For those of you who don't know me very well, I spent 12 years of my life guiding multi-week tours across the entire U.S. and Canada. Our East Coast Base is about 45 minutes west from New York City where we stay and work between tours. It was nice to get back to the house we stay in and hang out with a group of first year leaders and a couple of old faces as well. I love their energy and enthusiasm for the job and just enjoyed sharing stories of how great a job it can be. I hope I can inspire some of them to stick out the difficulties of learning how to be a good tour guide. Despite what many people think, it's an incredibly challenging job dealing with a dozen different people from different backgrounds and with different expectations. But once you figure it out to some degree, which can take a couple of years, it really is an amazing job. Anyways, while I didn't plan on guiding this summer, it is great to be back.
For the next couple of days I'm just going to be getting all my paperwork and planning done. On Sunday we are off and headed on a two week trip from New York to Miami via D.C., Nashville, Memphis, New Orleans and Orlando. I've got 10 passengers coming along and it should be a really good trip. That's my plan for the next couple of weeks, but I have a few posts to catch up on and plenty of planning to do for my return to Ohio as well.
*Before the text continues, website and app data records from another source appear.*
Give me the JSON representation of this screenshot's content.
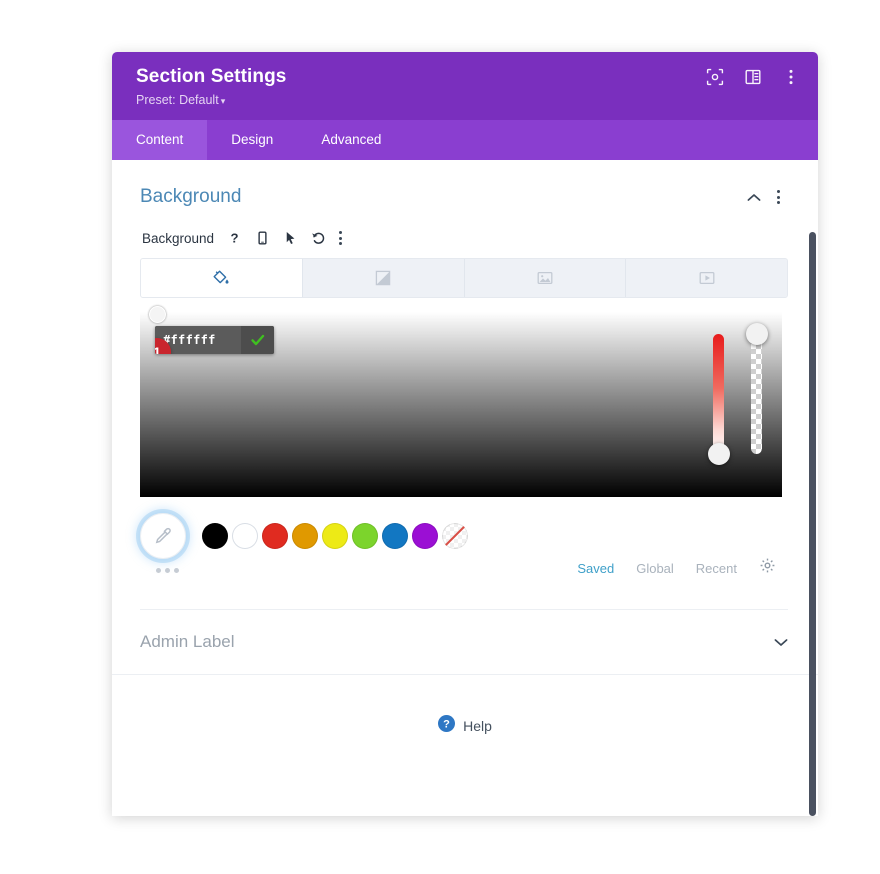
{
  "header": {
    "title": "Section Settings",
    "preset_label": "Preset: Default",
    "caret": "▾",
    "icons": [
      {
        "name": "focus-target-icon"
      },
      {
        "name": "split-view-icon"
      },
      {
        "name": "more-vertical-icon"
      }
    ]
  },
  "tabs": [
    {
      "label": "Content",
      "active": true
    },
    {
      "label": "Design",
      "active": false
    },
    {
      "label": "Advanced",
      "active": false
    }
  ],
  "background_section": {
    "title": "Background",
    "collapse_icon": "chevron-up-icon",
    "menu_icon": "more-vertical-icon",
    "field_label": "Background",
    "field_icons": [
      {
        "name": "help-icon",
        "glyph": "?"
      },
      {
        "name": "mobile-icon"
      },
      {
        "name": "cursor-icon"
      },
      {
        "name": "reset-icon"
      },
      {
        "name": "more-vertical-icon"
      }
    ],
    "type_tabs": [
      {
        "name": "background-color-tab",
        "icon": "paint-bucket-icon",
        "active": true
      },
      {
        "name": "background-gradient-tab",
        "icon": "gradient-icon",
        "active": false
      },
      {
        "name": "background-image-tab",
        "icon": "image-icon",
        "active": false
      },
      {
        "name": "background-video-tab",
        "icon": "video-icon",
        "active": false
      }
    ],
    "color_picker": {
      "hex_value": "#ffffff",
      "hex_placeholder": "#ffffff",
      "confirm_icon": "check-icon",
      "step_badge": "1",
      "badge_color": "#c9252d",
      "hue_slider": "hue-slider",
      "alpha_slider": "alpha-slider",
      "eyedropper_icon": "eyedropper-icon",
      "more_dots": "more-swatches-icon"
    },
    "swatches": [
      {
        "name": "swatch-black",
        "color": "#000000"
      },
      {
        "name": "swatch-white",
        "color": "#ffffff"
      },
      {
        "name": "swatch-red",
        "color": "#e02b20"
      },
      {
        "name": "swatch-orange",
        "color": "#e09900"
      },
      {
        "name": "swatch-yellow",
        "color": "#edea16"
      },
      {
        "name": "swatch-green",
        "color": "#7cd42c"
      },
      {
        "name": "swatch-blue",
        "color": "#1277c2"
      },
      {
        "name": "swatch-purple",
        "color": "#9b0fd4"
      },
      {
        "name": "swatch-transparent",
        "color": "transparent"
      }
    ],
    "palette_links": [
      {
        "label": "Saved",
        "active": true
      },
      {
        "label": "Global",
        "active": false
      },
      {
        "label": "Recent",
        "active": false
      }
    ],
    "settings_icon": "gear-icon"
  },
  "admin_label_section": {
    "title": "Admin Label",
    "expand_icon": "chevron-down-icon"
  },
  "help": {
    "label": "Help",
    "icon": "help-circle-icon"
  },
  "footer": [
    {
      "name": "cancel-button",
      "glyph": "✖",
      "color": "#eb5c55"
    },
    {
      "name": "undo-button",
      "glyph": "↺",
      "color": "#7a2fbe"
    },
    {
      "name": "redo-button",
      "glyph": "↻",
      "color": "#2e8bd0"
    },
    {
      "name": "save-button",
      "glyph": "✔",
      "color": "#2cc6a0"
    }
  ]
}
One last note on the week: my 69 year old mother is out camping for the very first time as I write this. She's with my brother, so she's in good hands, and seems to be enjoying it. I'm really proud of her for doing this and trying something new. If my mother can go out into the woods and try something new like camping, you can go out this week and try something new yourself. Whether it's a new recipe or restaurant or an activity or hike you've always wanted to try, go give it a go this week and let me know what you chose in the comments below. Have a great week out there, and when we meet again next week I'll be somewhere back in the south.